### WHAT IS EXPECTED
Lines with "REFRIGERANTE" in them are to be located in the listing below and copied.

### LISTED ENTRIES
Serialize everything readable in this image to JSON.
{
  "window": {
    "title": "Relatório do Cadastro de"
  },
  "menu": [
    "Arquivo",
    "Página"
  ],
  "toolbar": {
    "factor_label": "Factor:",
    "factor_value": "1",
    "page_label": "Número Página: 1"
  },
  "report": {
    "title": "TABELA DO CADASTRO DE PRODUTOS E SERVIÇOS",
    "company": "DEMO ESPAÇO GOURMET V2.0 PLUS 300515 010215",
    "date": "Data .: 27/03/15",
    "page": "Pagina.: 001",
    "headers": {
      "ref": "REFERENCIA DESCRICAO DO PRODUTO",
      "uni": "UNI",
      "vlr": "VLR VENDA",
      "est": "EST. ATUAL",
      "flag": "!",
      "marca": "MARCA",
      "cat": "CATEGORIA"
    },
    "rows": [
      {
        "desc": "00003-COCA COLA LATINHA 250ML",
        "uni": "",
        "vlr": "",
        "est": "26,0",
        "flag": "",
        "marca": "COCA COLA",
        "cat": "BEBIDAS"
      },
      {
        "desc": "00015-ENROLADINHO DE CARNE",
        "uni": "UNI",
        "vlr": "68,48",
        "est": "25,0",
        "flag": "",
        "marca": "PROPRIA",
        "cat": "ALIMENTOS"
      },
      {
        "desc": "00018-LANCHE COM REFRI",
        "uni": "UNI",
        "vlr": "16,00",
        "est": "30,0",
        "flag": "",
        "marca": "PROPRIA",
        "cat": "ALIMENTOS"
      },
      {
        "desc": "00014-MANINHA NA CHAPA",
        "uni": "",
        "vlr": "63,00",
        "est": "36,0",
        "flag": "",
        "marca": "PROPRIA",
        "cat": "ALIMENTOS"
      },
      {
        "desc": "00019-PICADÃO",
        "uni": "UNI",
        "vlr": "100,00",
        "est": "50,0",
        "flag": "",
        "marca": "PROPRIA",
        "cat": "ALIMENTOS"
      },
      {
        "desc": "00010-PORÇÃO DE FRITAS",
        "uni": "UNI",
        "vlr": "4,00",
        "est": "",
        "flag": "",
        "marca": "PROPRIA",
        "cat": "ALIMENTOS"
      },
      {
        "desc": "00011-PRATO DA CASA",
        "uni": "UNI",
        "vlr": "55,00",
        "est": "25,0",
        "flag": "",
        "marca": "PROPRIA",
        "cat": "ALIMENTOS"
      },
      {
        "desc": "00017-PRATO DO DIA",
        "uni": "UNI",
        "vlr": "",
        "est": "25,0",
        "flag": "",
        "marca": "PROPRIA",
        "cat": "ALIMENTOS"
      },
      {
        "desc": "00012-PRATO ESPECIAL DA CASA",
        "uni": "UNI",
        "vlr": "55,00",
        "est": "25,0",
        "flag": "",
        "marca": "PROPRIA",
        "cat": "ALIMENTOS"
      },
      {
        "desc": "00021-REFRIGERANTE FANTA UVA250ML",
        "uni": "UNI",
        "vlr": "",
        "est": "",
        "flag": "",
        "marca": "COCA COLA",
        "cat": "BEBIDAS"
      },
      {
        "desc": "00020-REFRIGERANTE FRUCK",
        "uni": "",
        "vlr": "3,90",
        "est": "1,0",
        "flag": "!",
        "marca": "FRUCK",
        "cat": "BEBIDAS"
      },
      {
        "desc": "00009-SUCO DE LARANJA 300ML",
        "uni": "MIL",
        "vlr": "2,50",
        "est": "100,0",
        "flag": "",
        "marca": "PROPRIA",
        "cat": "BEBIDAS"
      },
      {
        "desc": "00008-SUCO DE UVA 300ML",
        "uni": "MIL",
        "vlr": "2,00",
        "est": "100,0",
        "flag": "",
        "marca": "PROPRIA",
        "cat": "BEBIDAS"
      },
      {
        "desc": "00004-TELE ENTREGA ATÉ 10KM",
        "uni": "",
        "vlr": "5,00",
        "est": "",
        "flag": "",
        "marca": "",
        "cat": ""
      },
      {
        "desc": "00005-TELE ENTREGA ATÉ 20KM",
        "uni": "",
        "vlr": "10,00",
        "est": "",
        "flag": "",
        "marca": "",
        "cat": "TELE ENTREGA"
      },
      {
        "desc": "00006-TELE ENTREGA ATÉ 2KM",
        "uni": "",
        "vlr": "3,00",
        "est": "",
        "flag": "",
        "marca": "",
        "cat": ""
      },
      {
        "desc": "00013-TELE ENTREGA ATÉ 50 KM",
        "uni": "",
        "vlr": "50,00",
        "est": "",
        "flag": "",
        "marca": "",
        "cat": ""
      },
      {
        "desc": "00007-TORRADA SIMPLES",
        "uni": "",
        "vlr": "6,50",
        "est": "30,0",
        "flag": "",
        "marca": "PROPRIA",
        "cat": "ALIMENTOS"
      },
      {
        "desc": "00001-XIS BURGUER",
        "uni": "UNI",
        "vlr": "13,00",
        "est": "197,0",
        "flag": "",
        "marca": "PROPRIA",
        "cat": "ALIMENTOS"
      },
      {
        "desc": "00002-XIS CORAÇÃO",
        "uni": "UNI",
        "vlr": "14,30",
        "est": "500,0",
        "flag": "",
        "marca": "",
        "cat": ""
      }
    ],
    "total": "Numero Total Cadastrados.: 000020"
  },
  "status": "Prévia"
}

### RESULT FOR THIS EXERCISE
        "desc": "00021-REFRIGERANTE FANTA UVA250ML",
        "desc": "00020-REFRIGERANTE FRUCK",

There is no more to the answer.